## Task to carry out
In your answer, copy every entry that follows exactly.

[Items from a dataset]
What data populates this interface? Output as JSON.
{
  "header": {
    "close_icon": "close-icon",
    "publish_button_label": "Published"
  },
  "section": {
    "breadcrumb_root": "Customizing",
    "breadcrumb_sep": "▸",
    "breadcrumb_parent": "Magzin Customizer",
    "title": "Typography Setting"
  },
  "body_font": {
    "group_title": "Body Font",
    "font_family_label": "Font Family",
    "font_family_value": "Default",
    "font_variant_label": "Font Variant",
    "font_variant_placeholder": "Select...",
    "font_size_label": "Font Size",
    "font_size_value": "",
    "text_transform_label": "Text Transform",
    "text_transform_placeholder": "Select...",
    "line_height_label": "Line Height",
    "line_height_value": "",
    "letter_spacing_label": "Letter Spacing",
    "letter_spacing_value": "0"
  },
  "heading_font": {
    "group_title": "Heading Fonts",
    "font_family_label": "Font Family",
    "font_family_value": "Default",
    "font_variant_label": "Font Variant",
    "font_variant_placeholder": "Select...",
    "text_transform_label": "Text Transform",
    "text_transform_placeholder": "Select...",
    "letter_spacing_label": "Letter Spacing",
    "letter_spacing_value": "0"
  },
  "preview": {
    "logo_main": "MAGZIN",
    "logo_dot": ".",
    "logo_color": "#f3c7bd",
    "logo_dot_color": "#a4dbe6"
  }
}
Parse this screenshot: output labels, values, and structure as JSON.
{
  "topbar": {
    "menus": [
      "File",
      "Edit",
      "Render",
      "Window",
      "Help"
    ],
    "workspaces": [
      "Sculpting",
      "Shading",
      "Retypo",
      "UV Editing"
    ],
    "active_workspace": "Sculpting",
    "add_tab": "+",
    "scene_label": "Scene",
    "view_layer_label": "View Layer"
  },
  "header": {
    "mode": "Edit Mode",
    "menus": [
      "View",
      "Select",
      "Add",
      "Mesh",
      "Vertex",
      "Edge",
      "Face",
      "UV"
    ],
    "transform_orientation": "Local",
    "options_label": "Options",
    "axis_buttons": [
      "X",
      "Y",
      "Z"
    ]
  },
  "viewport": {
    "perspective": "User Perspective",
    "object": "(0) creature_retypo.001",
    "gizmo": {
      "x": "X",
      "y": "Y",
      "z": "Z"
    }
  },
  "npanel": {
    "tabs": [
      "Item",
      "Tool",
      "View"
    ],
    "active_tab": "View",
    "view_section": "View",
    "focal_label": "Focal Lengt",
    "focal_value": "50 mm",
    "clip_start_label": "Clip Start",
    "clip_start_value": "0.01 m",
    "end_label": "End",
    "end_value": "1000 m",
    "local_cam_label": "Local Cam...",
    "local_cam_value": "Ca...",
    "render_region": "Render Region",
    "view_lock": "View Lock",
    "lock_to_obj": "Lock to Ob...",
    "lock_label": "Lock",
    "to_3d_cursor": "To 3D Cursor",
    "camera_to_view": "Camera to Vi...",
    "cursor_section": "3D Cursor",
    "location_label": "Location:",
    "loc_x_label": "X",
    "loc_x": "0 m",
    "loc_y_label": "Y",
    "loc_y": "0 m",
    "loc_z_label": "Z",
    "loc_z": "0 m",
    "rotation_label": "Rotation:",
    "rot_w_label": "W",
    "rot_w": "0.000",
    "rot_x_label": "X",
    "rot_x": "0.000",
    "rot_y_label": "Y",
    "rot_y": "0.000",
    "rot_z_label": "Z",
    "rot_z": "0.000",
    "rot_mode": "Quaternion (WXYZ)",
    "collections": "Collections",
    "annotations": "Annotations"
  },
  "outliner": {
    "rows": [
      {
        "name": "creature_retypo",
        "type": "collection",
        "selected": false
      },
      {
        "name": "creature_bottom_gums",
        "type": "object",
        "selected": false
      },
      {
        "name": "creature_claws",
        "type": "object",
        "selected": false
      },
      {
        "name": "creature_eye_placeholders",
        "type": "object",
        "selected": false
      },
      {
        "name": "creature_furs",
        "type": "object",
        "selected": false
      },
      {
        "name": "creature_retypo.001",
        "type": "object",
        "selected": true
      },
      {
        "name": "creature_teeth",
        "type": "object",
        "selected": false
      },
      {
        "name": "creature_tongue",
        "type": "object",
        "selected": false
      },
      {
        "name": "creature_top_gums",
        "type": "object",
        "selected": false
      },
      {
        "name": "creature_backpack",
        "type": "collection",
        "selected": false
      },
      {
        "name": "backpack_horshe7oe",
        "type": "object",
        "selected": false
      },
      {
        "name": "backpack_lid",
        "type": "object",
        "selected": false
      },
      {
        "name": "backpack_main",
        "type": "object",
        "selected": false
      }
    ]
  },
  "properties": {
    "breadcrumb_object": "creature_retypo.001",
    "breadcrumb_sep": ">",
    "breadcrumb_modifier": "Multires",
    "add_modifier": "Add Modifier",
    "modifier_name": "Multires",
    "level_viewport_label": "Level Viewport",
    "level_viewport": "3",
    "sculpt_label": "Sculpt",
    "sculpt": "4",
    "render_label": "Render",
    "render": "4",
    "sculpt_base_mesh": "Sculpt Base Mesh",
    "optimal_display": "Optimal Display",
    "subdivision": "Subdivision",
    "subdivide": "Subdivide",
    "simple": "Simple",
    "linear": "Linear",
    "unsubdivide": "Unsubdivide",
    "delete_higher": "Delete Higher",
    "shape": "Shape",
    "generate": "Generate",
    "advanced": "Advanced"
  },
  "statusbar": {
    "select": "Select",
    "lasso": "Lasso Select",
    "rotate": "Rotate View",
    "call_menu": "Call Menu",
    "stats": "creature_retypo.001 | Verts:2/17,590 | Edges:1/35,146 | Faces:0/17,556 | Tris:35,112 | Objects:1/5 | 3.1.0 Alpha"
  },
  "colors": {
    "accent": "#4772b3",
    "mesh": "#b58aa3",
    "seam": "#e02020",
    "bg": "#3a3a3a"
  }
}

## Response to the exercise
What data populates this interface? Output as JSON.
{
  "header": {
    "close_icon": "close-icon",
    "publish_button_label": "Published"
  },
  "section": {
    "breadcrumb_root": "Customizing",
    "breadcrumb_sep": "▸",
    "breadcrumb_parent": "Magzin Customizer",
    "title": "Typography Setting"
  },
  "body_font": {
    "group_title": "Body Font",
    "font_family_label": "Font Family",
    "font_family_value": "Default",
    "font_variant_label": "Font Variant",
    "font_variant_placeholder": "Select...",
    "font_size_label": "Font Size",
    "font_size_value": "",
    "text_transform_label": "Text Transform",
    "text_transform_placeholder": "Select...",
    "line_height_label": "Line Height",
    "line_height_value": "",
    "letter_spacing_label": "Letter Spacing",
    "letter_spacing_value": "0"
  },
  "heading_font": {
    "group_title": "Heading Fonts",
    "font_family_label": "Font Family",
    "font_family_value": "Default",
    "font_variant_label": "Font Variant",
    "font_variant_placeholder": "Select...",
    "text_transform_label": "Text Transform",
    "text_transform_placeholder": "Select...",
    "letter_spacing_label": "Letter Spacing",
    "letter_spacing_value": "0"
  },
  "preview": {
    "logo_main": "MAGZIN",
    "logo_dot": ".",
    "logo_color": "#f3c7bd",
    "logo_dot_color": "#a4dbe6"
  }
}
Parse this screenshot: output labels, values, and structure as JSON.
{
  "topbar": {
    "menus": [
      "File",
      "Edit",
      "Render",
      "Window",
      "Help"
    ],
    "workspaces": [
      "Sculpting",
      "Shading",
      "Retypo",
      "UV Editing"
    ],
    "active_workspace": "Sculpting",
    "add_tab": "+",
    "scene_label": "Scene",
    "view_layer_label": "View Layer"
  },
  "header": {
    "mode": "Edit Mode",
    "menus": [
      "View",
      "Select",
      "Add",
      "Mesh",
      "Vertex",
      "Edge",
      "Face",
      "UV"
    ],
    "transform_orientation": "Local",
    "options_label": "Options",
    "axis_buttons": [
      "X",
      "Y",
      "Z"
    ]
  },
  "viewport": {
    "perspective": "User Perspective",
    "object": "(0) creature_retypo.001",
    "gizmo": {
      "x": "X",
      "y": "Y",
      "z": "Z"
    }
  },
  "npanel": {
    "tabs": [
      "Item",
      "Tool",
      "View"
    ],
    "active_tab": "View",
    "view_section": "View",
    "focal_label": "Focal Lengt",
    "focal_value": "50 mm",
    "clip_start_label": "Clip Start",
    "clip_start_value": "0.01 m",
    "end_label": "End",
    "end_value": "1000 m",
    "local_cam_label": "Local Cam...",
    "local_cam_value": "Ca...",
    "render_region": "Render Region",
    "view_lock": "View Lock",
    "lock_to_obj": "Lock to Ob...",
    "lock_label": "Lock",
    "to_3d_cursor": "To 3D Cursor",
    "camera_to_view": "Camera to Vi...",
    "cursor_section": "3D Cursor",
    "location_label": "Location:",
    "loc_x_label": "X",
    "loc_x": "0 m",
    "loc_y_label": "Y",
    "loc_y": "0 m",
    "loc_z_label": "Z",
    "loc_z": "0 m",
    "rotation_label": "Rotation:",
    "rot_w_label": "W",
    "rot_w": "0.000",
    "rot_x_label": "X",
    "rot_x": "0.000",
    "rot_y_label": "Y",
    "rot_y": "0.000",
    "rot_z_label": "Z",
    "rot_z": "0.000",
    "rot_mode": "Quaternion (WXYZ)",
    "collections": "Collections",
    "annotations": "Annotations"
  },
  "outliner": {
    "rows": [
      {
        "name": "creature_retypo",
        "type": "collection",
        "selected": false
      },
      {
        "name": "creature_bottom_gums",
        "type": "object",
        "selected": false
      },
      {
        "name": "creature_claws",
        "type": "object",
        "selected": false
      },
      {
        "name": "creature_eye_placeholders",
        "type": "object",
        "selected": false
      },
      {
        "name": "creature_furs",
        "type": "object",
        "selected": false
      },
      {
        "name": "creature_retypo.001",
        "type": "object",
        "selected": true
      },
      {
        "name": "creature_teeth",
        "type": "object",
        "selected": false
      },
      {
        "name": "creature_tongue",
        "type": "object",
        "selected": false
      },
      {
        "name": "creature_top_gums",
        "type": "object",
        "selected": false
      },
      {
        "name": "creature_backpack",
        "type": "collection",
        "selected": false
      },
      {
        "name": "backpack_horshe7oe",
        "type": "object",
        "selected": false
      },
      {
        "name": "backpack_lid",
        "type": "object",
        "selected": false
      },
      {
        "name": "backpack_main",
        "type": "object",
        "selected": false
      }
    ]
  },
  "properties": {
    "breadcrumb_object": "creature_retypo.001",
    "breadcrumb_sep": ">",
    "breadcrumb_modifier": "Multires",
    "add_modifier": "Add Modifier",
    "modifier_name": "Multires",
    "level_viewport_label": "Level Viewport",
    "level_viewport": "3",
    "sculpt_label": "Sculpt",
    "sculpt": "4",
    "render_label": "Render",
    "render": "4",
    "sculpt_base_mesh": "Sculpt Base Mesh",
    "optimal_display": "Optimal Display",
    "subdivision": "Subdivision",
    "subdivide": "Subdivide",
    "simple": "Simple",
    "linear": "Linear",
    "unsubdivide": "Unsubdivide",
    "delete_higher": "Delete Higher",
    "shape": "Shape",
    "generate": "Generate",
    "advanced": "Advanced"
  },
  "statusbar": {
    "select": "Select",
    "lasso": "Lasso Select",
    "rotate": "Rotate View",
    "call_menu": "Call Menu",
    "stats": "creature_retypo.001 | Verts:2/17,590 | Edges:1/35,146 | Faces:0/17,556 | Tris:35,112 | Objects:1/5 | 3.1.0 Alpha"
  },
  "colors": {
    "accent": "#4772b3",
    "mesh": "#b58aa3",
    "seam": "#e02020",
    "bg": "#3a3a3a"
  }
}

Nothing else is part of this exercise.